It’s that time of year. Those of us of a certain age will remember the anticipation and then the excitement of learning which tracks had made it to the top of John Peel’s ‘Festive Fifty’. Newspapers, magazines and TV channels will be full of the ‘top 10 Christmas gifts for that troublesome aunt’ or the ‘twenty ways to avoid a hangover’ (although ‘stay at home and don’t drink’ never seems to feature). Well, this year, there is a new take on these lists. Frustrated editors and programme commissioners, running out of new ideas for what to have a Top 50 of, have been thrown a lifeline by none other than DCLG.
According to press reports (£) this week we can look forward to a new handbook from the Department entitled ‘50 ways to save’ – practical tips and guidance for helping local authorities to make deeper cuts in running costs. When you hear that these include, apparently, banning mineral water at meetings and closing canteens, you do (or at least I do) start to wonder whether cuts in central government have gone deep enough if resources are still available to produce this sort of stuff.
The newspapers will always pick on the things that create good stories, and when we see the handbook there may well be some very useful advice in there. However, if that advice is hidden amongst suggestions that are, at best, patronising, then the message will be lost and the handbook, rather ironically, will turn out to be a waste of money.
There is though, for me, a really important point here, and one which has bugged me ever since the current Secretary of State started his very public tirade against what he views as local authority waste and the press started their campaigns of FOI requests on what they view as ‘lavish’ Council spending. We want and expect our local authorities to provide high quality services.
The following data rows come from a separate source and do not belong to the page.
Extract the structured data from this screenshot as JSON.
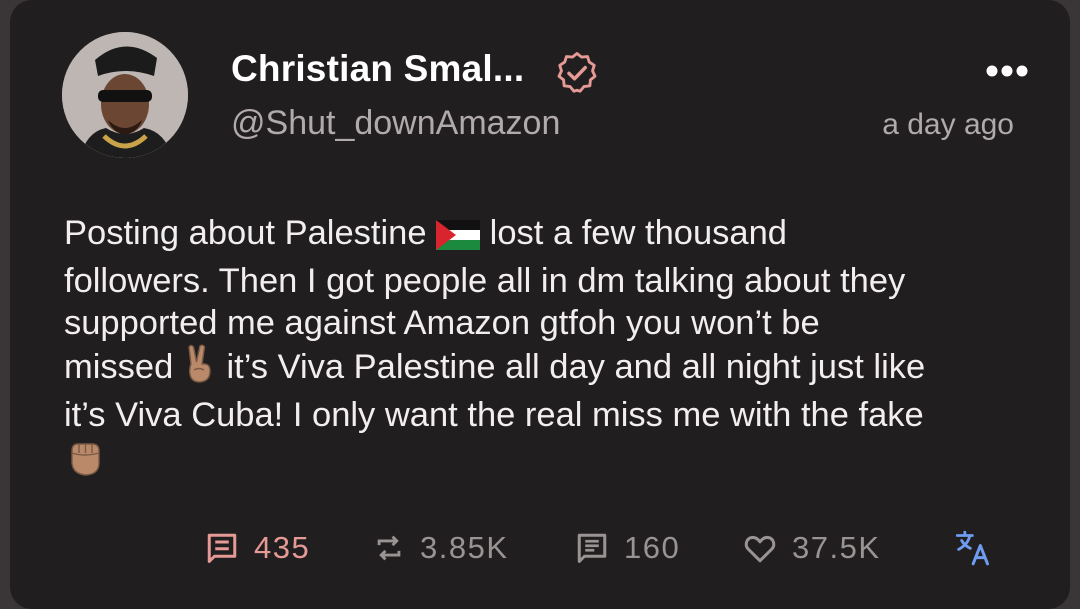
{
  "post": {
    "author_name": "Christian Smal...",
    "handle": "@Shut_downAmazon",
    "timestamp": "a day ago",
    "verified": true,
    "lines": [
      [
        "Posting about Palestine ",
        "flag-icon",
        " lost a few thousand"
      ],
      [
        "followers. Then I got people all in dm talking about they"
      ],
      [
        "supported me against Amazon gtfoh you won’t be"
      ],
      [
        "missed ",
        "victory-hand-icon",
        " it’s Viva Palestine all day and all night just like"
      ],
      [
        "it’s Viva Cuba! I only want the real miss me with the fake"
      ],
      [
        "raised-fist-icon"
      ]
    ]
  },
  "stats": {
    "replies": "435",
    "reposts": "3.85K",
    "quotes": "160",
    "likes": "37.5K"
  },
  "icons": {
    "verified": "verified-badge-icon",
    "more": "more-options-icon",
    "reply": "reply-icon",
    "repost": "repost-icon",
    "quote": "quote-icon",
    "like": "heart-icon",
    "translate": "translate-icon"
  },
  "colors": {
    "card_background": "#211e1f",
    "text_primary": "#f2eeef",
    "text_secondary": "#b0aaab",
    "accent_reply": "#e59a95",
    "verified_badge": "#e59a95",
    "translate_icon": "#6e9cf0"
  }
}
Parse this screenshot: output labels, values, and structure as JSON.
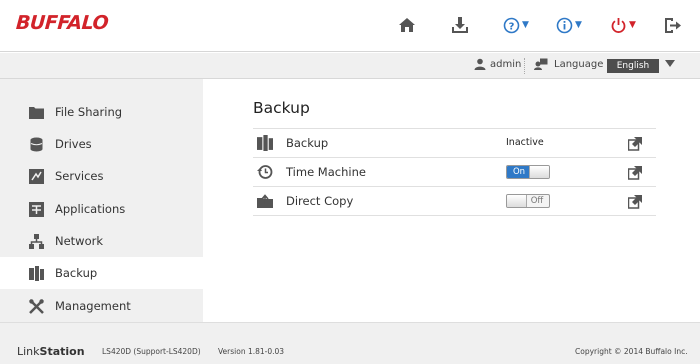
{
  "header": {
    "logo": "BUFFALO",
    "icons": [
      "home-icon",
      "download-icon",
      "help-icon",
      "info-icon",
      "power-icon",
      "logout-icon"
    ],
    "caret": "▼"
  },
  "subbar": {
    "user": "admin",
    "language_label": "Language",
    "language_value": "English"
  },
  "sidebar": {
    "items": [
      {
        "label": "File Sharing",
        "icon": "folder-icon"
      },
      {
        "label": "Drives",
        "icon": "drive-icon"
      },
      {
        "label": "Services",
        "icon": "services-icon"
      },
      {
        "label": "Applications",
        "icon": "applications-icon"
      },
      {
        "label": "Network",
        "icon": "network-icon"
      },
      {
        "label": "Backup",
        "icon": "backup-icon",
        "active": true
      },
      {
        "label": "Management",
        "icon": "management-icon"
      }
    ]
  },
  "main": {
    "title": "Backup",
    "rows": [
      {
        "name": "Backup",
        "status": "Inactive",
        "icon": "backup-icon"
      },
      {
        "name": "Time Machine",
        "toggle": "On",
        "icon": "time-machine-icon"
      },
      {
        "name": "Direct Copy",
        "toggle": "Off",
        "icon": "direct-copy-icon"
      }
    ]
  },
  "footer": {
    "brand_a": "Link",
    "brand_b": "Station",
    "model": "LS420D (Support-LS420D)",
    "version": "Version 1.81-0.03",
    "copyright": "Copyright © 2014 Buffalo Inc."
  },
  "colors": {
    "brand_red": "#d2232a",
    "help_blue": "#2f79c7",
    "toggle_on": "#2f79c7",
    "sidebar_bg": "#f0f0f0"
  }
}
To do that they need to recruit and retain high quality staff and members, who need to have the tools to do their jobs to the very best of their abilities. Good decision-making and exceptional performance is a function not only of the quality of the people, but of their physical and mental well-being – are they refreshed, alert, motivated and so on. For example, it might save money not to provide members with decent food and drink for an evening Council meeting, but if many of them have come from a day at work and have their minds on getting home for a meal, will the quality of debate really be as good as it could and should be?
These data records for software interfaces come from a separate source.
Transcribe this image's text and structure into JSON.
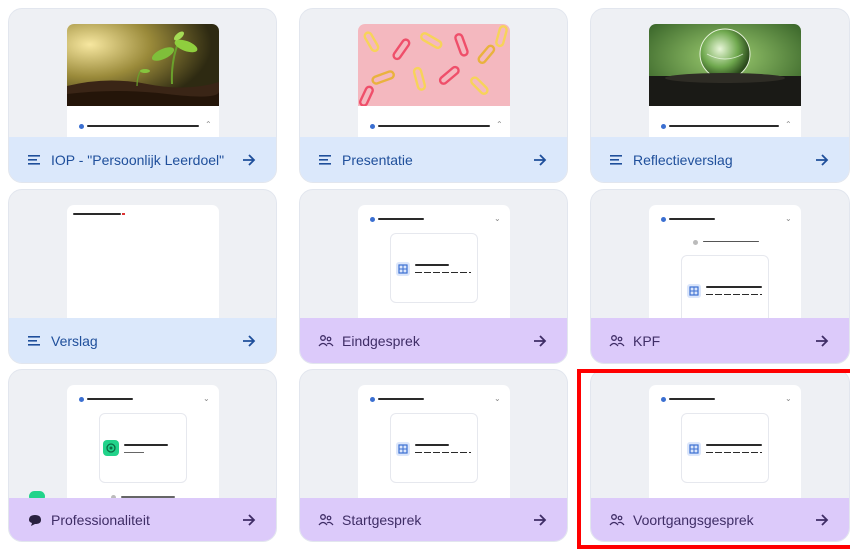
{
  "cards": [
    {
      "title": "IOP - \"Persoonlijk Leerdoel\"",
      "type": "document",
      "preview": "sprout"
    },
    {
      "title": "Presentatie",
      "type": "document",
      "preview": "paperclips"
    },
    {
      "title": "Reflectieverslag",
      "type": "document",
      "preview": "glass-sphere"
    },
    {
      "title": "Verslag",
      "type": "document",
      "preview": "blank"
    },
    {
      "title": "Eindgesprek",
      "type": "conversation",
      "preview": "table"
    },
    {
      "title": "KPF",
      "type": "conversation",
      "preview": "table-list"
    },
    {
      "title": "Professionaliteit",
      "type": "comment",
      "preview": "badge"
    },
    {
      "title": "Startgesprek",
      "type": "conversation",
      "preview": "table"
    },
    {
      "title": "Voortgangsgesprek",
      "type": "conversation",
      "preview": "table"
    }
  ],
  "icons": {
    "document": "lines-icon",
    "conversation": "people-icon",
    "comment": "speech-bubble-icon",
    "arrow": "arrow-right-icon"
  },
  "colors": {
    "card_bg": "#eef0f4",
    "footer_blue": "#dbe8fb",
    "footer_purple": "#dccafa",
    "accent_blue": "#3b6fd1",
    "badge_green": "#22d38a",
    "selection_red": "#ff0000"
  }
}
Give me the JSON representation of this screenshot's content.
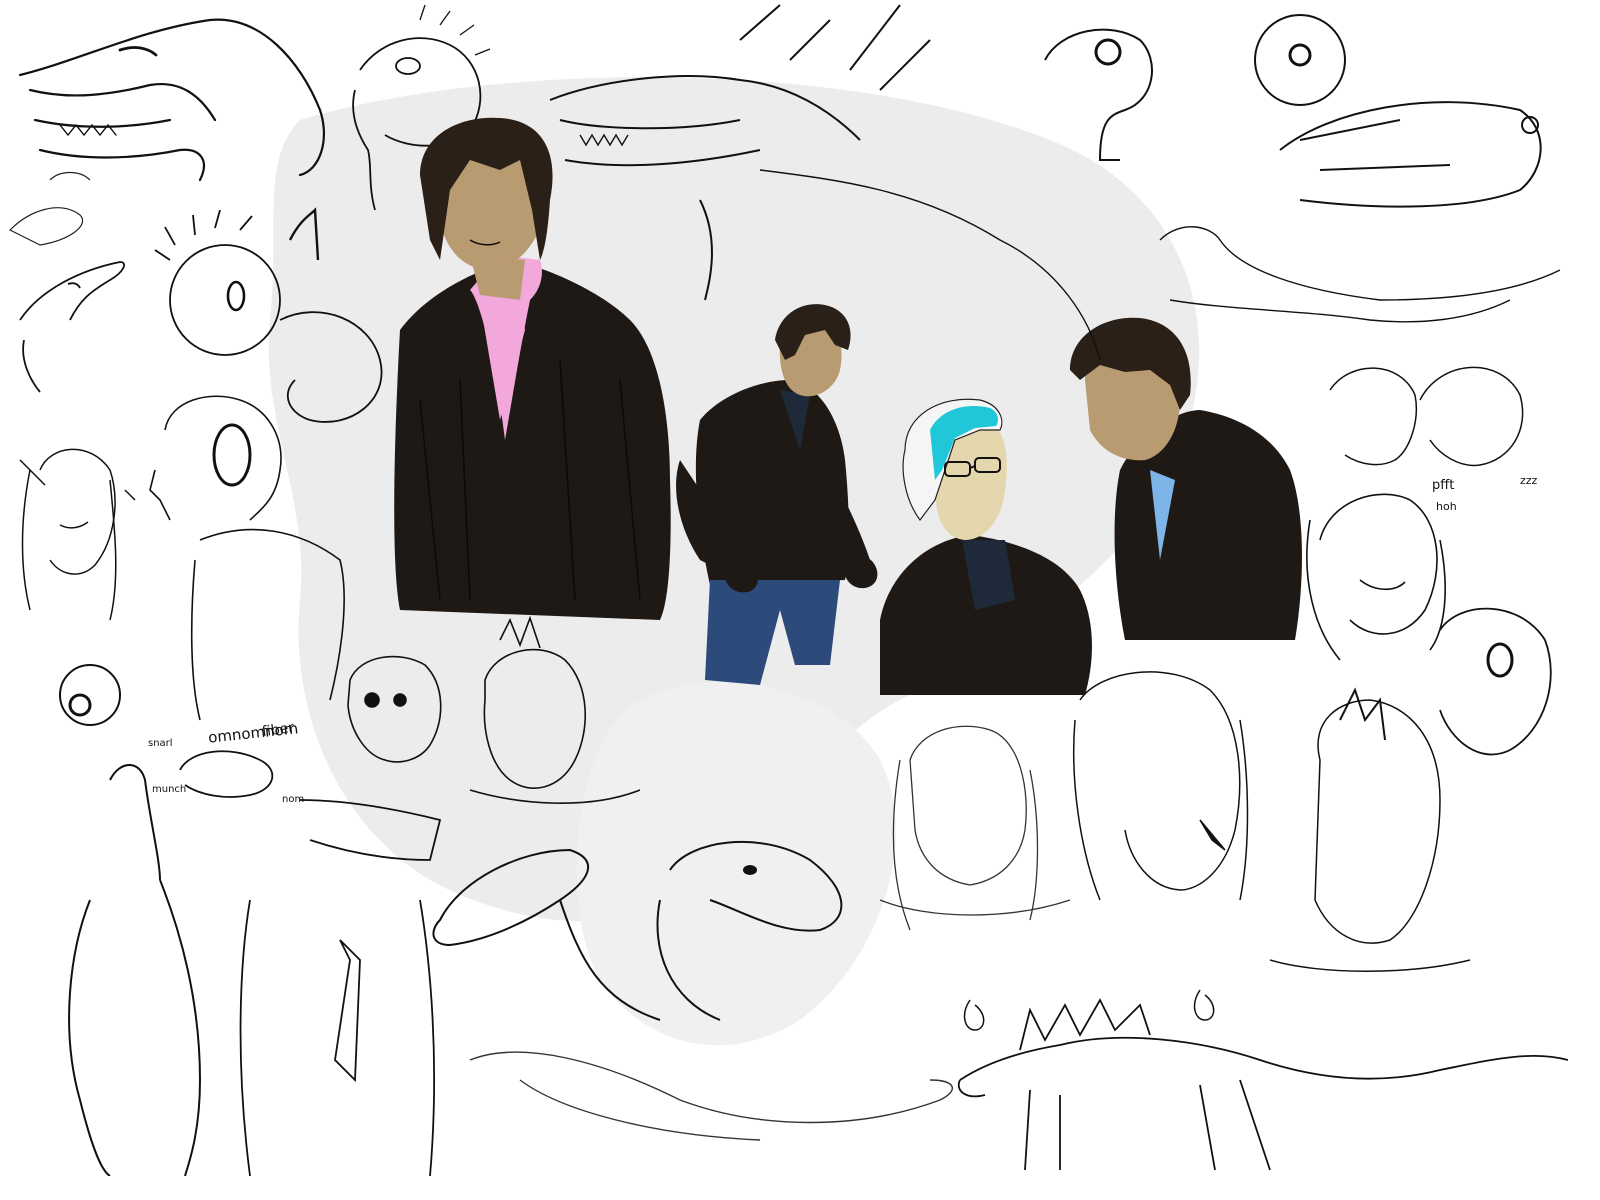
{
  "image": {
    "background_color": "#ffffff",
    "watermark_color": "#e9e9e9",
    "line_color": "#111111"
  },
  "scribbles": {
    "omnomnom": "omnomnom",
    "fiber": "fiber",
    "pfft": "pfft",
    "hoh": "hoh",
    "zzz": "zzz",
    "munch": "munch",
    "nom": "nom",
    "snarl": "snarl"
  },
  "colors": {
    "jacket": "#1e1915",
    "skin": "#b99b72",
    "hair": "#2a2018",
    "pink_shirt": "#f3a8dc",
    "blue_shirt": "#7fb4e8",
    "navy_shirt": "#1e2a3a",
    "jeans": "#2c4a7a",
    "cyan_hair": "#1fc7d9",
    "pale_skin": "#e4d6ad"
  }
}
There has to be a de minimis level below which cuts in these type of costs have a far greater negative impact, both financially and qualitatively, on local authority services than the positive impact of releasing more funds for the provision of those services. From the authorities that I see and speak to, I think many are already well past that point.
I look forward to reading the handbook and really do hope that my fears are misplaced. If it turns out to be a complete turkey, however, then at least DCLG will have released it at absolutely the right time.